Woohoo! A dark twist on a classic tale is something that this reviewer loves to see. I was very intrigued by the description of Woven and I can’t say that I was disappointed. The very beginning of Woven gives background for how one of our leading ladies, Elaina, becomes trapped in the tower that she unfortunately spends thirty years in. The point of view swaps often between Elaina and Guinevere who whilst being different in personality are very strong women. Elaina seems rather demure in certain chapters, but as the book goes on her determination to escape and recover memories, that she seems to have lost, becomes a very admirable trait. Guinevere was written quite feisty which personally I had always imagined her to be, so she was an instant like. She is drawn to King Arthur almost instantly upon meeting him, however whenever Guinevere is around Lancelot she feels strange and faint. What could this mean for her?

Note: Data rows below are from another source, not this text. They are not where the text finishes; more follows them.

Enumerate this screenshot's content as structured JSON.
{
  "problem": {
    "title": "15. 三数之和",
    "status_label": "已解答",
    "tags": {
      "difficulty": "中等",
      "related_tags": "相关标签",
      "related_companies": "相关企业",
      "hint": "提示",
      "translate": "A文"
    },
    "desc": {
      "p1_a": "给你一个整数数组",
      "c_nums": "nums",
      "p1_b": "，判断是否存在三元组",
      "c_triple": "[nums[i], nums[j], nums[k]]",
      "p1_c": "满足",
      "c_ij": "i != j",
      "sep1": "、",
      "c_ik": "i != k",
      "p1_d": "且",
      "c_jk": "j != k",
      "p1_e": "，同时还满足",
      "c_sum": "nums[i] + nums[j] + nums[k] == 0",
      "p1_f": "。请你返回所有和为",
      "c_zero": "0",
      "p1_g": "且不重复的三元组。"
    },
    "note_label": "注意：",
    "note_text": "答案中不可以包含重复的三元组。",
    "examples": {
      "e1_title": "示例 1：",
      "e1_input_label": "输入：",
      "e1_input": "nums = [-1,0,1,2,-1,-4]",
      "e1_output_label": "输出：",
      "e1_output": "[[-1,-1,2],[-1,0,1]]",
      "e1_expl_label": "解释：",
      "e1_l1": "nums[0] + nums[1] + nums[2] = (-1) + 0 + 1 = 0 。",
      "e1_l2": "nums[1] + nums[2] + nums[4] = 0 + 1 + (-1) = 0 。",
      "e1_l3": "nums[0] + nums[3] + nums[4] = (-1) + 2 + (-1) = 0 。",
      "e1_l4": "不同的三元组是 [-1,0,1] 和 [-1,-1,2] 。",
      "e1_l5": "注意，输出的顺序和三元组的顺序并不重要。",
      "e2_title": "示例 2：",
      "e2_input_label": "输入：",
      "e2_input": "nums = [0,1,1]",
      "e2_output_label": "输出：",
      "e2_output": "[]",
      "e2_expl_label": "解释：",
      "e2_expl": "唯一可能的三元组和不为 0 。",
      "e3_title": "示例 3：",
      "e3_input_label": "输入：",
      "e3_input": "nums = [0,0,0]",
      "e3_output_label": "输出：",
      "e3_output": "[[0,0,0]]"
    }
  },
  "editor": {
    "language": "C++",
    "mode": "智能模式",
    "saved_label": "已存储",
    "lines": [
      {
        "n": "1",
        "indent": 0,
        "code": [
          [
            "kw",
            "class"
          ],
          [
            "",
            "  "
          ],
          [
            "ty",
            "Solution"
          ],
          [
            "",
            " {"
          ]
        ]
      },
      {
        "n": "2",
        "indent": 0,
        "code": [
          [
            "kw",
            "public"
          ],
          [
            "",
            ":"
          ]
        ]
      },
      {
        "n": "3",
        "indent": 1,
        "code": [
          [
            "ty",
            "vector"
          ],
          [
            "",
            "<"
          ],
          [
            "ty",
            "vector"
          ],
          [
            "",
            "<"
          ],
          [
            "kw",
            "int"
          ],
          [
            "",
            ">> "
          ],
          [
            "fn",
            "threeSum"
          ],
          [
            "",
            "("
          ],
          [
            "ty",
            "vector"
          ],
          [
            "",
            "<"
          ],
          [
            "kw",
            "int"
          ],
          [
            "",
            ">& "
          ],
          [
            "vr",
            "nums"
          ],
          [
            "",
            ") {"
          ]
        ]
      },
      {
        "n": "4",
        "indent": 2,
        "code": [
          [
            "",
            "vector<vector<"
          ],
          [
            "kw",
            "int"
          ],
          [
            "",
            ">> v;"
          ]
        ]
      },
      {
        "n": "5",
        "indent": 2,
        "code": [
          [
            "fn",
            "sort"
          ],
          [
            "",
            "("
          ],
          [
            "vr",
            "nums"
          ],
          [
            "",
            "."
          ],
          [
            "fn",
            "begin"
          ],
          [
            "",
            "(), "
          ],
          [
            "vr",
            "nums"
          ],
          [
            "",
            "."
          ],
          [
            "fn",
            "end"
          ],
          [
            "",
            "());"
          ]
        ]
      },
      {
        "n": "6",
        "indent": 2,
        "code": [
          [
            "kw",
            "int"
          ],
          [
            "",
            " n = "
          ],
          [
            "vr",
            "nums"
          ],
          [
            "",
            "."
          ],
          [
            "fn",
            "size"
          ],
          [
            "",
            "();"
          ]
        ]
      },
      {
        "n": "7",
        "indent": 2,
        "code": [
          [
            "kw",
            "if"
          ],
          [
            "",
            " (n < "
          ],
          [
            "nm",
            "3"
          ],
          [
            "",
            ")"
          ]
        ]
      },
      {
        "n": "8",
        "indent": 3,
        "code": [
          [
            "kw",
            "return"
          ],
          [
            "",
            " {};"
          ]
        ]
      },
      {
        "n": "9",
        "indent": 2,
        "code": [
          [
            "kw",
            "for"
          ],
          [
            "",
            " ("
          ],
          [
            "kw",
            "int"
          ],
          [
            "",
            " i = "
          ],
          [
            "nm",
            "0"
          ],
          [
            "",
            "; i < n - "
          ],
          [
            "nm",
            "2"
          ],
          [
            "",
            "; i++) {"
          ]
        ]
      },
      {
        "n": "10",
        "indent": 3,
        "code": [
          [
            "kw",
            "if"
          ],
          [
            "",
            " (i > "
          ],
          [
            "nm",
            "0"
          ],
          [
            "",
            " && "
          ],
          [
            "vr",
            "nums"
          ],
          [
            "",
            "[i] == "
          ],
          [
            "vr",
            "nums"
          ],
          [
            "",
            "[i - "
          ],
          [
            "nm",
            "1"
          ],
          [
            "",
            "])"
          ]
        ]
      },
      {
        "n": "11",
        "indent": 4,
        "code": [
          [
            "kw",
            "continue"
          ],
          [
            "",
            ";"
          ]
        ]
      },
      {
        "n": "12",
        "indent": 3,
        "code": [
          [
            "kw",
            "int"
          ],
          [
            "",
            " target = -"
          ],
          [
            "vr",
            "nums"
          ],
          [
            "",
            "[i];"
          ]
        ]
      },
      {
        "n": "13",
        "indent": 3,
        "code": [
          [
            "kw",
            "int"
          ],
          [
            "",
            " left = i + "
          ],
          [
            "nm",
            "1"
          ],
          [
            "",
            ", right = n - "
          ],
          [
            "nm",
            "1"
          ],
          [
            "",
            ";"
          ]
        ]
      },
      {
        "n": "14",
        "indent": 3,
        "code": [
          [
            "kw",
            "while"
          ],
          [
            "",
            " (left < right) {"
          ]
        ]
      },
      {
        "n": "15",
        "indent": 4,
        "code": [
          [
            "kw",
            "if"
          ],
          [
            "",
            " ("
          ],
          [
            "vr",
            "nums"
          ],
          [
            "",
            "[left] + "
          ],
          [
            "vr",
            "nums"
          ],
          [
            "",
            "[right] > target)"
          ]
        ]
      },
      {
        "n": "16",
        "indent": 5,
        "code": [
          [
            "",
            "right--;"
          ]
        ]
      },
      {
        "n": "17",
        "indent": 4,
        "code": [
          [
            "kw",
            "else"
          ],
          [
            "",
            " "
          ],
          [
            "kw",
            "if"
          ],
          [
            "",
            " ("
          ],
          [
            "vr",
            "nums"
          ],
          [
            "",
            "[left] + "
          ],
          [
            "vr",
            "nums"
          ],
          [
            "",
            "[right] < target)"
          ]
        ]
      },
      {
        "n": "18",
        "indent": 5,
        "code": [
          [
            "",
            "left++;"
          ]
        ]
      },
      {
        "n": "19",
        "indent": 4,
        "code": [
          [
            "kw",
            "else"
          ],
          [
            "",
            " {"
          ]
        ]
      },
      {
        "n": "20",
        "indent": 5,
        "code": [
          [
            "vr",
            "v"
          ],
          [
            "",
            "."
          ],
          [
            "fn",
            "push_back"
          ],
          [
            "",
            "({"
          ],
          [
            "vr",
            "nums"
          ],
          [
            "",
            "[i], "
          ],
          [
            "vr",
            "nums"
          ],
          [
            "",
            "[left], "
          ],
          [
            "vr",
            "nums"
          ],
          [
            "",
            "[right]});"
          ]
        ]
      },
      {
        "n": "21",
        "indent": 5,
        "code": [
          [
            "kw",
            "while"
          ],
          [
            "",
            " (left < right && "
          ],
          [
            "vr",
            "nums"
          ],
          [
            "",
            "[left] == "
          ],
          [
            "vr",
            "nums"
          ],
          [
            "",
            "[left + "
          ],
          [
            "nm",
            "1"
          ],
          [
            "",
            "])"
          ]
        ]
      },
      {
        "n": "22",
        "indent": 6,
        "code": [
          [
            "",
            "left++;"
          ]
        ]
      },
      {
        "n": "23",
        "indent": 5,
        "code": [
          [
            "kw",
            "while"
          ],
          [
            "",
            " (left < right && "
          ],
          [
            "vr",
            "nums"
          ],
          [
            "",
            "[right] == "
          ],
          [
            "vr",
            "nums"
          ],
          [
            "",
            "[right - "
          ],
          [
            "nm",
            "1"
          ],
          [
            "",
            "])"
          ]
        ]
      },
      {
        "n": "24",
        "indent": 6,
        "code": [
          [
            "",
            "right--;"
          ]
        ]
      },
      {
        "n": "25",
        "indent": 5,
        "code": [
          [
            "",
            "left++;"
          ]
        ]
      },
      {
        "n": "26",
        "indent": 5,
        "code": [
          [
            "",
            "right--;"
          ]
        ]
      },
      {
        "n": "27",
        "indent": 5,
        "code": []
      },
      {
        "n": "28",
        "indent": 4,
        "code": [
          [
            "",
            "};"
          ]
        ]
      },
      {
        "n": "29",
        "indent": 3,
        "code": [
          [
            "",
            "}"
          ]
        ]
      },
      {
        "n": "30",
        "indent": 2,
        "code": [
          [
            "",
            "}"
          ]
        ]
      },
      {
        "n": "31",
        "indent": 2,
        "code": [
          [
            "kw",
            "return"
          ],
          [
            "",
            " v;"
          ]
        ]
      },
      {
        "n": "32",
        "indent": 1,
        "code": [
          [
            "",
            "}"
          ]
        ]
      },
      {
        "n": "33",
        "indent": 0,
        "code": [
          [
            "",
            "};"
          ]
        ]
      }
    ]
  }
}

I would like to add the disclaimer that there is sexual abuse further on in the book, however it is true to the time period and not for shock value.

At the start I wasn’t sure that I was fond of the narration, as I felt that there wasn’t much emotion in Rebecca McKernan’s voice. There was clarity and good pacing to her voice but I hadn’t yet felt that the heart of the character was portrayed, however further in the book when the characters were more fleshed out I listened in a whole different light so upon reflection I think that this was more due to me not knowing the characters well at that point.

In conclusion I think that this is an extremely creative take on the classic tale, and works well as an audio book, and I was entirely invested in where the story took our main characters who I had come to really appreciate.

I received this audiobook as part of my participation in a blog tour with Audiobookworm Promotions. The tour is being sponsored by Bree Moore. The gifting of this audiobook did not affect my opinion of it.